Course Details


Statutes have increasingly replaced common law court decisions as the principal expression of public policy and the dominant source of law in the United States. Reflecting this development, many upper level courses are heavily oriented toward fields of statute-based law. The emphasis in most of these courses, however, is necessarily on the law and policy of a particular substantive area, not on legislation as such. This course lays the groundwork for the study and practice of statutory law in all substantive areas by exploring some of the major theories, techniques, and issues of modern legislation and statutory interpretation. The course is designed to be both practical and theoretical. It will introduce basic principles of close textual analysis and substantive and semantic canons of construction. It will orient students to the legislative process that produces statutes and will examine the major theories of the legislative process in a democracy. The course will also explore the relevance and weight of legislative history and provide an introduction to the relationships between statutes and judicial and executive decisions. Registration Requirements: Open to 1Ls Evaluation Method: Final Examination and Class Participation

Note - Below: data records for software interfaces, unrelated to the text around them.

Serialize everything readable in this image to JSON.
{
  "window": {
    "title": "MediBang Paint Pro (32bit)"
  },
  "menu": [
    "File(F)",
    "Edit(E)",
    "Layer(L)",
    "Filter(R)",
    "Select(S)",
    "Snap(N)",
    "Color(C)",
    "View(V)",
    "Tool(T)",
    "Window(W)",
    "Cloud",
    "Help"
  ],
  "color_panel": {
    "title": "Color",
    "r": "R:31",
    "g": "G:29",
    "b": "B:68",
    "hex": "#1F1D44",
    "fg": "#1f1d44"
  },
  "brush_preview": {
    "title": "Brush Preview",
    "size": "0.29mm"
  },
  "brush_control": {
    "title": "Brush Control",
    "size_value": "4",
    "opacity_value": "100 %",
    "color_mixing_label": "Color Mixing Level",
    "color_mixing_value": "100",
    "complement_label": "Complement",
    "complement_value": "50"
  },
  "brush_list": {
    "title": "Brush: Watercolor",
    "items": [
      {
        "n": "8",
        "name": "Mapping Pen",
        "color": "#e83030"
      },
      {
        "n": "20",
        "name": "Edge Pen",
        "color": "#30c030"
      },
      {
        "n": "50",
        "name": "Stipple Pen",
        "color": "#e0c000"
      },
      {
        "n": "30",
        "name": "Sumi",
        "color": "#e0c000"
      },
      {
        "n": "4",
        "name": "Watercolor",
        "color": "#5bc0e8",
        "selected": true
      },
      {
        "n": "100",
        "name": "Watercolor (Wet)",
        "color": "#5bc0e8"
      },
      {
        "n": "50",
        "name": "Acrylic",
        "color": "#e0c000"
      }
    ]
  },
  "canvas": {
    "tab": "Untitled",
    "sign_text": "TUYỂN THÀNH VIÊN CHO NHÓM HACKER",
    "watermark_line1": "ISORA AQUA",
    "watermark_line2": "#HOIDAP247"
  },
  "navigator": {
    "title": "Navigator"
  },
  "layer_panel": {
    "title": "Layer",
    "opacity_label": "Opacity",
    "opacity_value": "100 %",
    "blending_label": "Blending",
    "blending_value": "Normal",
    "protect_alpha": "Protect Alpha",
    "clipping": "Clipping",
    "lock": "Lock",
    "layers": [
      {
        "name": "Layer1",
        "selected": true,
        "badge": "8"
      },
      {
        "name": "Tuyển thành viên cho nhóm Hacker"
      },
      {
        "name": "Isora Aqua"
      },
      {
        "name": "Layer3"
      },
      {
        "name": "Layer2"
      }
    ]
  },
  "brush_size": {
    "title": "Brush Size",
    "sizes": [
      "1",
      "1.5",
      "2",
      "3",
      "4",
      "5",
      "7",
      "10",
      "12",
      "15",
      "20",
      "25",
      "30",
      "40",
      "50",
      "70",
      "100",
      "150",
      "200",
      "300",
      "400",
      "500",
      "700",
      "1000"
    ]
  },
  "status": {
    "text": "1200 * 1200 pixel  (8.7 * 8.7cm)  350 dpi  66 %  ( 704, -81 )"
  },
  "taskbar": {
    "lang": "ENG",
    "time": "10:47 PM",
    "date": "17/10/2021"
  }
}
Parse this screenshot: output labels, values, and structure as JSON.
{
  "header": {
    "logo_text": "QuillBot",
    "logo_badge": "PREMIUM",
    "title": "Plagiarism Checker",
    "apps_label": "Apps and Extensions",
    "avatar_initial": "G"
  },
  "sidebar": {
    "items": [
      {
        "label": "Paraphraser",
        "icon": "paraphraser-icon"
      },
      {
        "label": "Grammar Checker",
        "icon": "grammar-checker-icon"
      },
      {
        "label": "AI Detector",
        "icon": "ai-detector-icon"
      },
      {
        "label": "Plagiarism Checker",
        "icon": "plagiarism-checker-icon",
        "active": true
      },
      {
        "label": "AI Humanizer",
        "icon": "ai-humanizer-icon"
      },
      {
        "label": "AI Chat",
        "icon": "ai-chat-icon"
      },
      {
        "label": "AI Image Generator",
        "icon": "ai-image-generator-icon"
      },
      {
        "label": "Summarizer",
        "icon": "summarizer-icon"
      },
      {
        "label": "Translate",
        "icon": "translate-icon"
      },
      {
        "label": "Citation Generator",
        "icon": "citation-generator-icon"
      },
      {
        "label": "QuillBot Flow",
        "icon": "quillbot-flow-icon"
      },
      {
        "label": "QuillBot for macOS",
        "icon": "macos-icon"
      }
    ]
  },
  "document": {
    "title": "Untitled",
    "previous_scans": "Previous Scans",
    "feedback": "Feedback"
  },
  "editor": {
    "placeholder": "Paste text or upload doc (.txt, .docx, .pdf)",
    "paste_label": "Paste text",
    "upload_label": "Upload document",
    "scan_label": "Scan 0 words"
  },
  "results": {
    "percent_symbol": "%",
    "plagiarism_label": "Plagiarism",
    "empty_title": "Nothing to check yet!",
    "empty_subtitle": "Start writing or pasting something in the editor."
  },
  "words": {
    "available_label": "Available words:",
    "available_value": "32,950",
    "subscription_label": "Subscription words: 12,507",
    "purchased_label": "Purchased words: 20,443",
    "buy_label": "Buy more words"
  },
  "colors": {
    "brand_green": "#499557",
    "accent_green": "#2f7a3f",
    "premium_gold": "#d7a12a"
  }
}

Catalog Number: CONPUB 644
Practice Areas: Constitutional Law & ProcedureState and Local Government
Additional Course Information: Open to First Year Students

Course History

Spring 2019
Title: Legislation
Faculty: Mulaney, Ellen S. (courses | profile)
Section: 1     Credits: 3.0
Capacity: 70     Actual: 63

Spring 2018
Title: Legislation
Section: 1     Credits: 3.0
Capacity: 59     Actual: 39

Spring 2017
Title: Legislation
Faculty: Jacobi, Tonja (courses | profile)
Section: 1     Credits: 3.0
Capacity: 65     Actual: 24